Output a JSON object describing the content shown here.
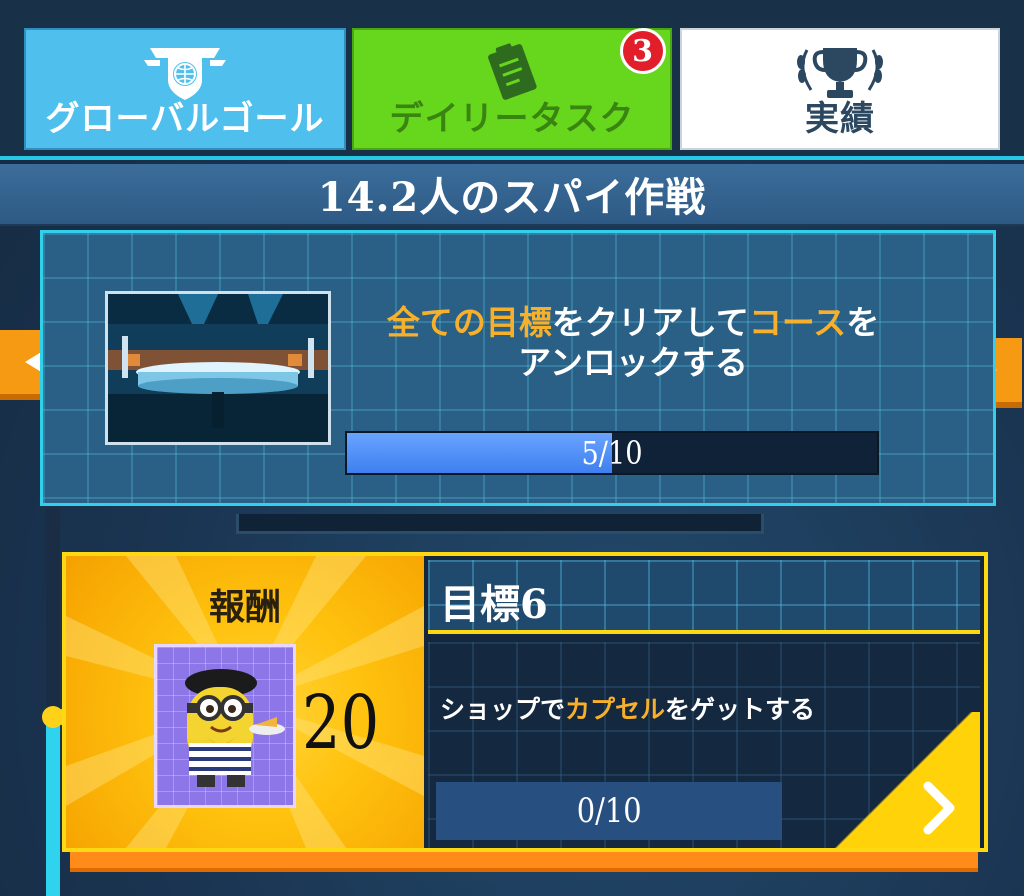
{
  "tabs": {
    "global_label": "グローバルゴール",
    "daily_label": "デイリータスク",
    "daily_badge": "3",
    "achievements_label": "実績"
  },
  "title": "14.2人のスパイ作戦",
  "course": {
    "description_parts": [
      "全ての目標",
      "をクリアして",
      "コース",
      "を"
    ],
    "description_line2": "アンロックする",
    "progress_text": "5/10",
    "progress_value": 0.5
  },
  "goal": {
    "reward_label": "報酬",
    "reward_count": "20",
    "title": "目標6",
    "desc_parts": [
      "ショップで",
      "カプセル",
      "をゲットする"
    ],
    "progress_text": "0/10"
  },
  "colors": {
    "highlight": "#f6b02b",
    "tab_global": "#4fc0ee",
    "tab_daily": "#66d71d",
    "accent_cyan": "#33d0ec",
    "goal_border": "#ffd814"
  }
}
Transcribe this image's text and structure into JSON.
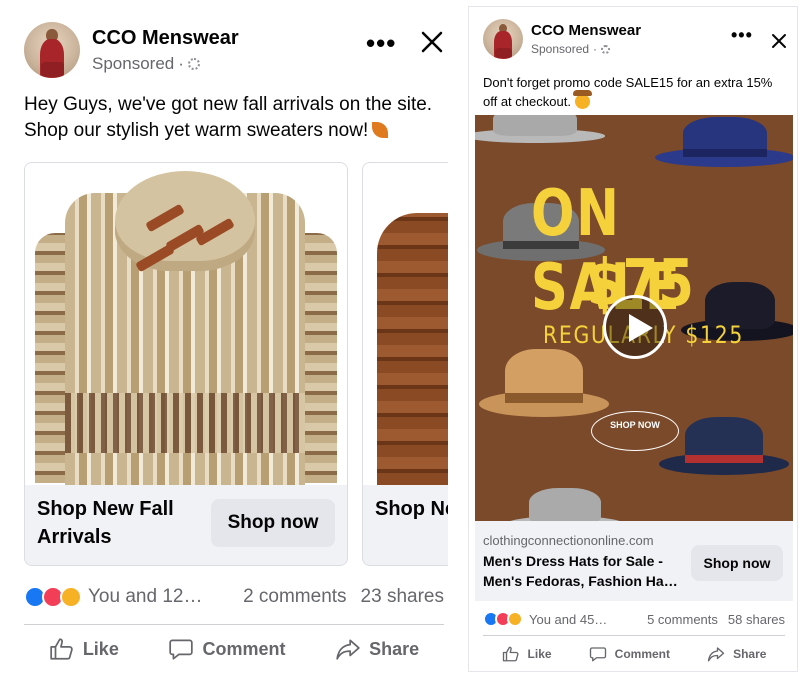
{
  "left_post": {
    "page_name": "CCO Menswear",
    "sponsored": "Sponsored",
    "more": "•••",
    "caption": "Hey Guys, we've got new fall arrivals on the site. Shop our stylish yet warm sweaters now!",
    "cards": [
      {
        "title": "Shop New Fall Arrivals",
        "cta": "Shop now"
      },
      {
        "title": "Shop New Fall Arrivals"
      }
    ],
    "reactions_text": "You and 12…",
    "comments": "2 comments",
    "shares": "23 shares",
    "actions": {
      "like": "Like",
      "comment": "Comment",
      "share": "Share"
    }
  },
  "right_post": {
    "page_name": "CCO Menswear",
    "sponsored": "Sponsored",
    "more": "•••",
    "caption": "Don't forget promo code SALE15 for an extra 15% off at checkout.",
    "video": {
      "headline": "ON SALE",
      "price": "$75",
      "regular": "REGULARLY $125",
      "shop": "SHOP NOW"
    },
    "link": {
      "domain": "clothingconnectiononline.com",
      "title": "Men's Dress Hats for Sale - Men's Fedoras, Fashion Ha…",
      "cta": "Shop now"
    },
    "reactions_text": "You and 45…",
    "comments": "5 comments",
    "shares": "58 shares",
    "actions": {
      "like": "Like",
      "comment": "Comment",
      "share": "Share"
    }
  },
  "colors": {
    "like_blue": "#1877f2",
    "love_red": "#f33e58",
    "haha_yellow": "#f7b125",
    "sale_yellow": "#f5d23b",
    "video_bg": "#7a4a2a"
  }
}
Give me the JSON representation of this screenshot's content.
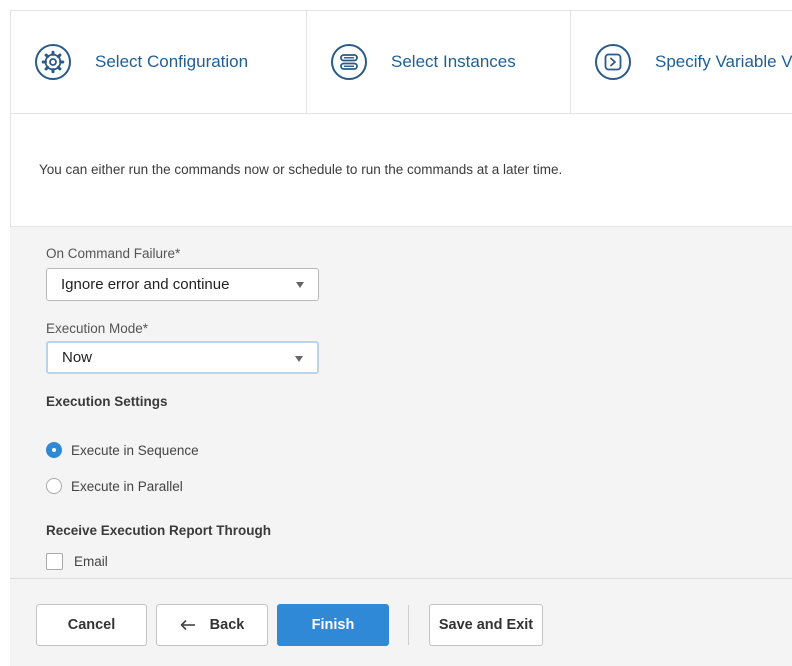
{
  "steps": [
    {
      "label": "Select Configuration",
      "icon": "gear-icon"
    },
    {
      "label": "Select Instances",
      "icon": "server-icon"
    },
    {
      "label": "Specify Variable V",
      "icon": "chevron-right-icon"
    }
  ],
  "intro": {
    "text": "You can either run the commands now or schedule to run the commands at a later time."
  },
  "form": {
    "on_failure": {
      "label": "On Command Failure*",
      "value": "Ignore error and continue"
    },
    "execution_mode": {
      "label": "Execution Mode*",
      "value": "Now"
    },
    "execution_settings": {
      "title": "Execution Settings",
      "options": [
        {
          "label": "Execute in Sequence",
          "selected": true
        },
        {
          "label": "Execute in Parallel",
          "selected": false
        }
      ]
    },
    "report": {
      "title": "Receive Execution Report Through",
      "email_label": "Email",
      "email_checked": false
    }
  },
  "footer": {
    "cancel": "Cancel",
    "back": "Back",
    "finish": "Finish",
    "save_exit": "Save and Exit"
  },
  "colors": {
    "accent": "#2f89d6",
    "step_text": "#1f5f96",
    "step_icon": "#2a5a8c",
    "panel_bg": "#f4f4f4"
  }
}
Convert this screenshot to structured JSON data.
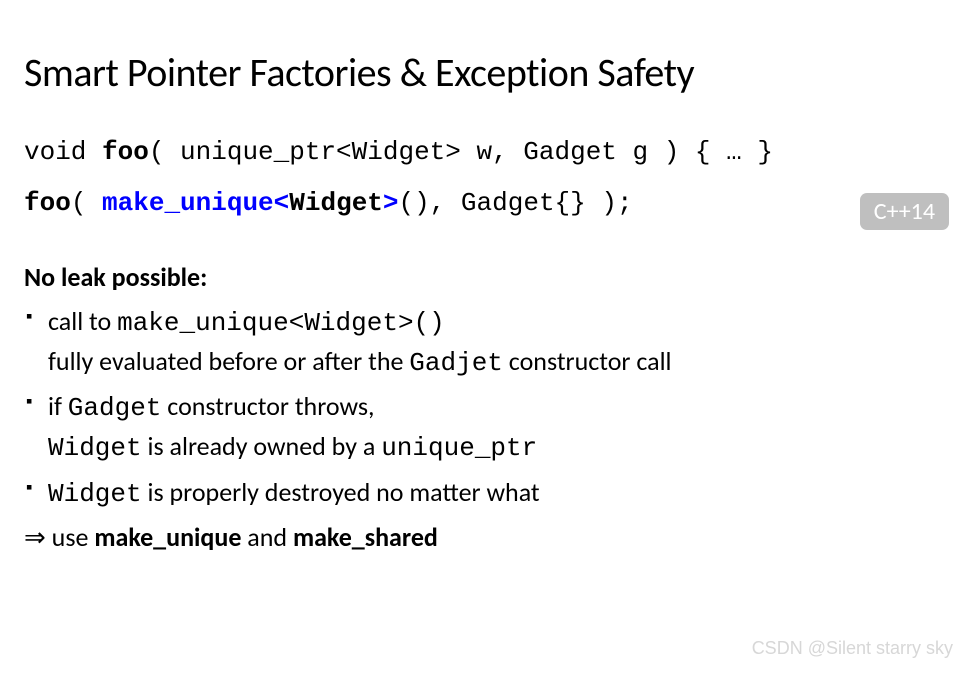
{
  "title": "Smart Pointer Factories & Exception Safety",
  "code": {
    "line1_prefix": "void ",
    "line1_func": "foo",
    "line1_rest": "( unique_ptr<Widget> w, Gadget g ) { … }",
    "line2_func": "foo",
    "line2_open": "( ",
    "line2_make": "make_unique",
    "line2_lt": "<",
    "line2_type": "Widget",
    "line2_gt": ">",
    "line2_rest": "(), Gadget{} );"
  },
  "badge": "C++14",
  "section_title": "No leak possible:",
  "bullets": [
    {
      "parts": [
        {
          "text": "call to ",
          "mono": false
        },
        {
          "text": "make_unique<Widget>()",
          "mono": true
        }
      ],
      "line2": [
        {
          "text": "fully evaluated before or after the ",
          "mono": false
        },
        {
          "text": "Gadjet",
          "mono": true
        },
        {
          "text": " constructor call",
          "mono": false
        }
      ]
    },
    {
      "parts": [
        {
          "text": "if ",
          "mono": false
        },
        {
          "text": "Gadget",
          "mono": true
        },
        {
          "text": " constructor throws,",
          "mono": false
        }
      ],
      "line2": [
        {
          "text": "Widget",
          "mono": true
        },
        {
          "text": " is already owned by a ",
          "mono": false
        },
        {
          "text": "unique_ptr",
          "mono": true
        }
      ]
    },
    {
      "parts": [
        {
          "text": "Widget",
          "mono": true
        },
        {
          "text": " is properly destroyed no matter what",
          "mono": false
        }
      ]
    }
  ],
  "conclusion": {
    "arrow": "⇒ ",
    "pre": "use ",
    "b1": "make_unique",
    "mid": " and ",
    "b2": "make_shared"
  },
  "watermark": "CSDN @Silent starry sky"
}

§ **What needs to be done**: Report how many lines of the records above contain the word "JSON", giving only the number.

§ **Task solution**: 4